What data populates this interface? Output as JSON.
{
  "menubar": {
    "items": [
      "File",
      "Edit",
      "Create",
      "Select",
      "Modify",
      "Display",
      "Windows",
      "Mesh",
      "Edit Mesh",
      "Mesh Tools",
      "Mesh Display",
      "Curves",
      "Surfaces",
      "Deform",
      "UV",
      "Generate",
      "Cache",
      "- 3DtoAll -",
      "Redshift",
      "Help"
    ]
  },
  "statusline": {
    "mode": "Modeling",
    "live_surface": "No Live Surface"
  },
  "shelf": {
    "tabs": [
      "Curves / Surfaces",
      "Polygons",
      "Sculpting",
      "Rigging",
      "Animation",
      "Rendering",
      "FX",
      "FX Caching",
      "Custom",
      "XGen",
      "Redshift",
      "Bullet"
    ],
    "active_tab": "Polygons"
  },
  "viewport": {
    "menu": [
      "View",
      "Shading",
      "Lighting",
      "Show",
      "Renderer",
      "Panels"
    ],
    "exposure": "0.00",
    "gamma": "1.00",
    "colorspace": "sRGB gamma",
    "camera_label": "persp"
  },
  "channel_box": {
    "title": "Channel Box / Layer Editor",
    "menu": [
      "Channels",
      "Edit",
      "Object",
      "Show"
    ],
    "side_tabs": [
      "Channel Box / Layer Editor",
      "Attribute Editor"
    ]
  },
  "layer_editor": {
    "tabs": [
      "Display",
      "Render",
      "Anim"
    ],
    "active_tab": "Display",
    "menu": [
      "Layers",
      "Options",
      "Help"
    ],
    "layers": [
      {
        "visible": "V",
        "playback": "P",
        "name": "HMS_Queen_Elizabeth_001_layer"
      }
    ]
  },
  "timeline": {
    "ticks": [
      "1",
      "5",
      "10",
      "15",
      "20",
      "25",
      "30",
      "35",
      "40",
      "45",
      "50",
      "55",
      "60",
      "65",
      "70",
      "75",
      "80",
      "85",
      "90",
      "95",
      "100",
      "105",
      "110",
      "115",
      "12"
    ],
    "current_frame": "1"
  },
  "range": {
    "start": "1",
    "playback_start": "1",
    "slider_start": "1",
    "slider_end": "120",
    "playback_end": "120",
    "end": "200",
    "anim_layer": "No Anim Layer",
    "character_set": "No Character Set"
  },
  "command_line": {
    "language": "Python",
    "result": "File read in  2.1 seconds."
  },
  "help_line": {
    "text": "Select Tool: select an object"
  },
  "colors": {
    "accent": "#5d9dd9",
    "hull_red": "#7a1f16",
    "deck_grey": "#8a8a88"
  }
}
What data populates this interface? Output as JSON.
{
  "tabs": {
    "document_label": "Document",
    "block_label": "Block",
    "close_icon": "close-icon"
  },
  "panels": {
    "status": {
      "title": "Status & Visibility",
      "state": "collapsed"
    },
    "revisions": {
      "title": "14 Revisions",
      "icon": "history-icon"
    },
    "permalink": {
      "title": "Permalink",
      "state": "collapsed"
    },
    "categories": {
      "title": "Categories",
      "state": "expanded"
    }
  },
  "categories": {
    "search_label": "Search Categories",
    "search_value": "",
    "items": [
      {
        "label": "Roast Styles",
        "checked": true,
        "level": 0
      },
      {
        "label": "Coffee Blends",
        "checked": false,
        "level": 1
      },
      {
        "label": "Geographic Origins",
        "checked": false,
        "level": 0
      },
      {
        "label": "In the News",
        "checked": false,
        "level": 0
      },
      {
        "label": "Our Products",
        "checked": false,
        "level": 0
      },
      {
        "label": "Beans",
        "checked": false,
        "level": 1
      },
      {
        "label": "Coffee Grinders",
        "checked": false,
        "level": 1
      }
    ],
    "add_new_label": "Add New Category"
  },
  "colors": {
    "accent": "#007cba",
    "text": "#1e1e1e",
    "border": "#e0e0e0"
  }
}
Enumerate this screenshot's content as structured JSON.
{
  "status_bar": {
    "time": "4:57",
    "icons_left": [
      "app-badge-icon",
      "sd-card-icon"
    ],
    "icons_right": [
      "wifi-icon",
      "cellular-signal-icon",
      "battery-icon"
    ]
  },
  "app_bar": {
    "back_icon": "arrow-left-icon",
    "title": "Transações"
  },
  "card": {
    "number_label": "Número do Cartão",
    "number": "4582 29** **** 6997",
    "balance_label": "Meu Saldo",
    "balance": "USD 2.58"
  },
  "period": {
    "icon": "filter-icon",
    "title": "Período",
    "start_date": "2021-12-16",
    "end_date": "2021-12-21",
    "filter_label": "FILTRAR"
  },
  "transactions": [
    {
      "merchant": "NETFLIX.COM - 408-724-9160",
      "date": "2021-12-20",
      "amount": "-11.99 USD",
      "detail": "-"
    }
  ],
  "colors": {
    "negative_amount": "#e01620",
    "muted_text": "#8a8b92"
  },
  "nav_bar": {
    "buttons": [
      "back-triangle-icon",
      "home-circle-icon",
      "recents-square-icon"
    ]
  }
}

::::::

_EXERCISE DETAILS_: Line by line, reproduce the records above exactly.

_OUTPUT OF THE TASK_:
What data populates this interface? Output as JSON.
{
  "menubar": {
    "items": [
      "File",
      "Edit",
      "Create",
      "Select",
      "Modify",
      "Display",
      "Windows",
      "Mesh",
      "Edit Mesh",
      "Mesh Tools",
      "Mesh Display",
      "Curves",
      "Surfaces",
      "Deform",
      "UV",
      "Generate",
      "Cache",
      "- 3DtoAll -",
      "Redshift",
      "Help"
    ]
  },
  "statusline": {
    "mode": "Modeling",
    "live_surface": "No Live Surface"
  },
  "shelf": {
    "tabs": [
      "Curves / Surfaces",
      "Polygons",
      "Sculpting",
      "Rigging",
      "Animation",
      "Rendering",
      "FX",
      "FX Caching",
      "Custom",
      "XGen",
      "Redshift",
      "Bullet"
    ],
    "active_tab": "Polygons"
  },
  "viewport": {
    "menu": [
      "View",
      "Shading",
      "Lighting",
      "Show",
      "Renderer",
      "Panels"
    ],
    "exposure": "0.00",
    "gamma": "1.00",
    "colorspace": "sRGB gamma",
    "camera_label": "persp"
  },
  "channel_box": {
    "title": "Channel Box / Layer Editor",
    "menu": [
      "Channels",
      "Edit",
      "Object",
      "Show"
    ],
    "side_tabs": [
      "Channel Box / Layer Editor",
      "Attribute Editor"
    ]
  },
  "layer_editor": {
    "tabs": [
      "Display",
      "Render",
      "Anim"
    ],
    "active_tab": "Display",
    "menu": [
      "Layers",
      "Options",
      "Help"
    ],
    "layers": [
      {
        "visible": "V",
        "playback": "P",
        "name": "HMS_Queen_Elizabeth_001_layer"
      }
    ]
  },
  "timeline": {
    "ticks": [
      "1",
      "5",
      "10",
      "15",
      "20",
      "25",
      "30",
      "35",
      "40",
      "45",
      "50",
      "55",
      "60",
      "65",
      "70",
      "75",
      "80",
      "85",
      "90",
      "95",
      "100",
      "105",
      "110",
      "115",
      "12"
    ],
    "current_frame": "1"
  },
  "range": {
    "start": "1",
    "playback_start": "1",
    "slider_start": "1",
    "slider_end": "120",
    "playback_end": "120",
    "end": "200",
    "anim_layer": "No Anim Layer",
    "character_set": "No Character Set"
  },
  "command_line": {
    "language": "Python",
    "result": "File read in  2.1 seconds."
  },
  "help_line": {
    "text": "Select Tool: select an object"
  },
  "colors": {
    "accent": "#5d9dd9",
    "hull_red": "#7a1f16",
    "deck_grey": "#8a8a88"
  }
}
What data populates this interface? Output as JSON.
{
  "tabs": {
    "document_label": "Document",
    "block_label": "Block",
    "close_icon": "close-icon"
  },
  "panels": {
    "status": {
      "title": "Status & Visibility",
      "state": "collapsed"
    },
    "revisions": {
      "title": "14 Revisions",
      "icon": "history-icon"
    },
    "permalink": {
      "title": "Permalink",
      "state": "collapsed"
    },
    "categories": {
      "title": "Categories",
      "state": "expanded"
    }
  },
  "categories": {
    "search_label": "Search Categories",
    "search_value": "",
    "items": [
      {
        "label": "Roast Styles",
        "checked": true,
        "level": 0
      },
      {
        "label": "Coffee Blends",
        "checked": false,
        "level": 1
      },
      {
        "label": "Geographic Origins",
        "checked": false,
        "level": 0
      },
      {
        "label": "In the News",
        "checked": false,
        "level": 0
      },
      {
        "label": "Our Products",
        "checked": false,
        "level": 0
      },
      {
        "label": "Beans",
        "checked": false,
        "level": 1
      },
      {
        "label": "Coffee Grinders",
        "checked": false,
        "level": 1
      }
    ],
    "add_new_label": "Add New Category"
  },
  "colors": {
    "accent": "#007cba",
    "text": "#1e1e1e",
    "border": "#e0e0e0"
  }
}
Enumerate this screenshot's content as structured JSON.
{
  "status_bar": {
    "time": "4:57",
    "icons_left": [
      "app-badge-icon",
      "sd-card-icon"
    ],
    "icons_right": [
      "wifi-icon",
      "cellular-signal-icon",
      "battery-icon"
    ]
  },
  "app_bar": {
    "back_icon": "arrow-left-icon",
    "title": "Transações"
  },
  "card": {
    "number_label": "Número do Cartão",
    "number": "4582 29** **** 6997",
    "balance_label": "Meu Saldo",
    "balance": "USD 2.58"
  },
  "period": {
    "icon": "filter-icon",
    "title": "Período",
    "start_date": "2021-12-16",
    "end_date": "2021-12-21",
    "filter_label": "FILTRAR"
  },
  "transactions": [
    {
      "merchant": "NETFLIX.COM - 408-724-9160",
      "date": "2021-12-20",
      "amount": "-11.99 USD",
      "detail": "-"
    }
  ],
  "colors": {
    "negative_amount": "#e01620",
    "muted_text": "#8a8b92"
  },
  "nav_bar": {
    "buttons": [
      "back-triangle-icon",
      "home-circle-icon",
      "recents-square-icon"
    ]
  }
}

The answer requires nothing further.